Noted attorney Alan Dershowitz says that to dramatically reduce traffic deaths and injuries in NYC, police and prosecutors must crack down on all dangerous drivers, not just those who kill while driving drunk.
In a Daily News op-ed, Dershowitz says he has been rebuffed by 911 operators when he reports reckless drivers. The reason, he says, is police aren’t interested in handling such calls unless a crash has occurred.
Dershowitz’s sister-in-law was killed by a driver in Chelsea in 2011. Ian Clement left the scene after running Marilyn Dershowitz over with a U.S. Postal Service truck as she was cycling with her husband. Though the crash was captured on video, a jury acquitted Clement of hit-and-run.

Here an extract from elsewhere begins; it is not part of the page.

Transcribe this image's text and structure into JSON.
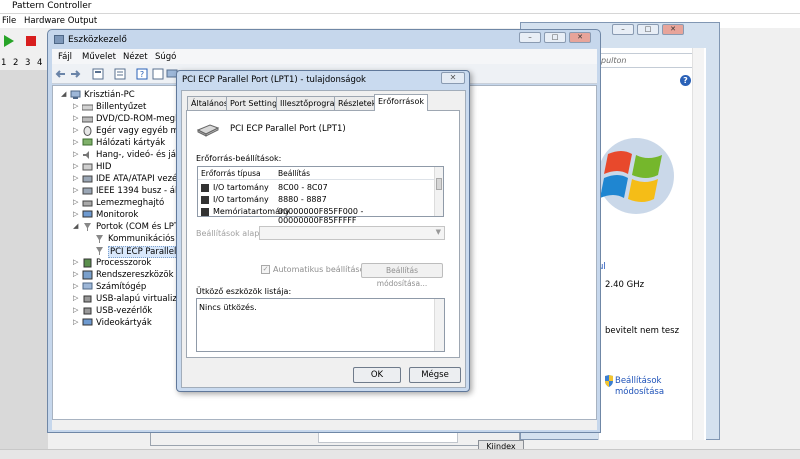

It is this combination — little concern about reckless drivers who haven’t killed yet, and legal difficulties in prosecuting drivers who have — that has likely contributed to the epidemic of pedestrians deaths in New York, resulting in a sizable increase in 2013 from 2012. The law, and those who are supposed to enforce it, are not doing their job in deterring dangerous driving because reckless drivers have little to fear from persisting in their potentially lethal behavior. This breakdown reflects a larger moral conundrum: How should the law deal with conduct that causes lethal results in only a small percentage of cases?
Dershowitz says punishing a relatively small number of reckless drivers for killing people does not deter others from driving recklessly, “because few drivers expect to kill and even fewer expect to be successfully prosecuted if they do.”
“Clearly,” he writes, “the law would buy more deterrent bang for the buck if it vigorously prosecuted every reckless driver, regardless of whether they happen to kill.”
Dershowitz offers a few suggestions for increasing enforcement, like making penalties more severe for deadly crashes in which speeding or texting are a factor. He says more frequent ticketing and higher fines for dangerous moving violations might also help.
Dershowitz, who made his name as a civil libertarian, doesn’t explicitly endorse automated enforcement, though he acknowledges that traffic cameras are an important tool. Penalizing all reckless driving behavior might be seen as “governmental action that compromises privacy for prevention,” he says, but he doesn’t think it’s much of a trade-off.
Are these costs worth the benefits of a more proactive and preventive approach? When it comes to dangerous driving, where privacy interests are minimal and safety concerns considerable, the answer is yes.